### Listed entries
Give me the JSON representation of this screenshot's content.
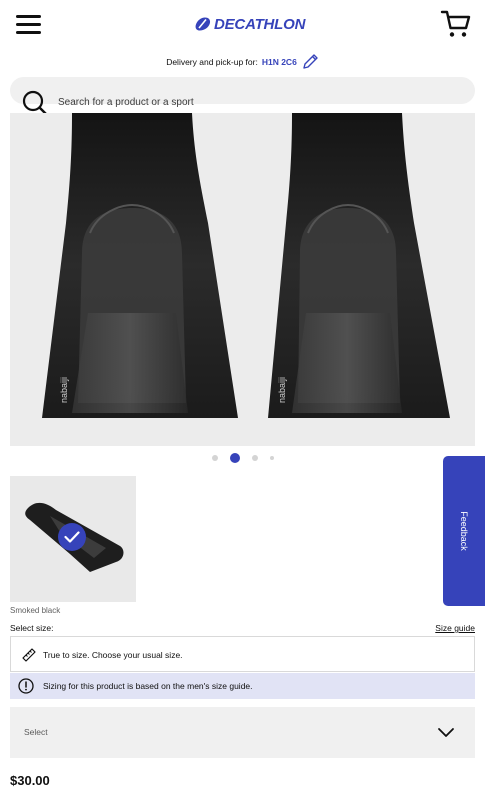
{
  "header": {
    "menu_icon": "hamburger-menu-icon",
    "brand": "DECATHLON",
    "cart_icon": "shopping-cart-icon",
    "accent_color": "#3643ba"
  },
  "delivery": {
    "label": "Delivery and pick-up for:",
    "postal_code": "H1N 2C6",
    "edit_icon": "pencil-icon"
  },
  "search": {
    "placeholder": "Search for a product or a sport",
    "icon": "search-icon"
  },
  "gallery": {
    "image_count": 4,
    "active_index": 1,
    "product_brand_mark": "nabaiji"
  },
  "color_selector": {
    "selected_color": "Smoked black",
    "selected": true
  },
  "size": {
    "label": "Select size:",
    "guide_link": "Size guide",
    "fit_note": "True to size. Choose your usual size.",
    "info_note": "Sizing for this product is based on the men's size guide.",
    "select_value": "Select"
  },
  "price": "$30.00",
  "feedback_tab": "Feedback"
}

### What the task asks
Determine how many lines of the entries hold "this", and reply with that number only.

### Result
2